This was a miscalculation. Even a cursory reading of the 366- page judgment shows that liberal judges, too, understand the upper limits to which such an issue can be pushed. There was simply no judicial pathway available to create a new Fundamental Right. This fact was not appreciated by the battery of lawyers who pursued the case.
It was not the first time that a set of activist and politically aware lawyers thought they could bypass the political process and secure what they wanted by judicial intervention. In the past, this approach has worked well in a number of areas ranging from environmental protection to getting laws declared unconstitutional. But granting the right to marriage in a conservative society by entirely bypassing the legislature was too much even for a court friendly to liberal causes. The minority opinion’s hint at “socio-political realities” stated as much. Hopefully, this message will not be lost as these rights are pursued in future.
Reliance on American precedent— the 2015 US Supreme Court decision in Obergefell vs Hodges—too, did not work. The apex court clearly noted the great differences between the US and Indian constitutional situations. What the court did not state was the political chaos that ensued in the US in the wake of the Obergefell decision, something that country continues to cope with to date.
The CJI has been criticised for making the right noises but in the end “giving nothing” to the petitioners. That is unfair. As the head of the judiciary, the CJI—of all people—knows the importance of the separation of powers. There have been instances in the past when the court came close to breaching this vital institutional barrier. Perhaps that is one reason why the CJI went out of his way to elaborately address the issue of separation of powers in the judgment. He noted that while the court had wide and extensive powers of judicial review, such powers were ultimately limited to securing the fundamental rights of aggrieved citizens. It could not be used to create a Fundamental Right out of thin air.

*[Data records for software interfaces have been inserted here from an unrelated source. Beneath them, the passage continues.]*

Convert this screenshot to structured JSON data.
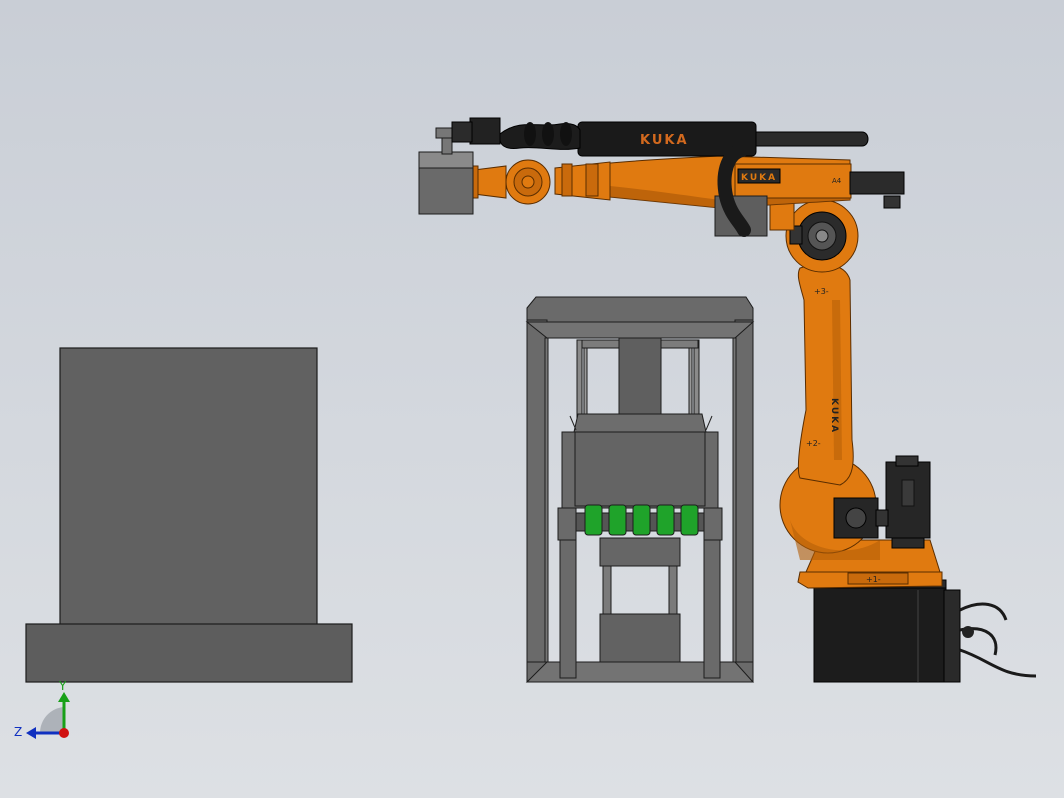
{
  "colors": {
    "background_top": "#c9ced6",
    "background_bottom": "#dde0e4",
    "robot_orange": "#e07a10",
    "robot_orange_dark": "#9a4d05",
    "gray_block": "#5f5f5f",
    "frame_gray": "#6d6d6d",
    "green_rollers": "#1fa32a",
    "cable_black": "#1a1a1a"
  },
  "robot": {
    "brand_upper": "KUKA",
    "brand_joint": "KUKA",
    "brand_arm": "KUKA",
    "axis_a4": "A4",
    "axis_a3": "+3-",
    "axis_a2": "+2-",
    "axis_a1": "+1-"
  },
  "triad": {
    "y_label": "Y",
    "z_label": "Z",
    "x_color": "#d01010",
    "y_color": "#18a018",
    "z_color": "#1030c0"
  },
  "icons": {
    "triad": "coordinate-triad-icon"
  }
}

The court, both the majority and the minority, were right to direct the government to form a committee led by the Cabinet Secretary to examine the rights that could be granted to the queer community. As a democracy, it is only fitting that such an exercise be undertaken in a careful manner. But the sum and substance of what the court detailed is simple and unambiguous: the power to create the right to same-sex marriage lies with Parliament and state legislatures alone.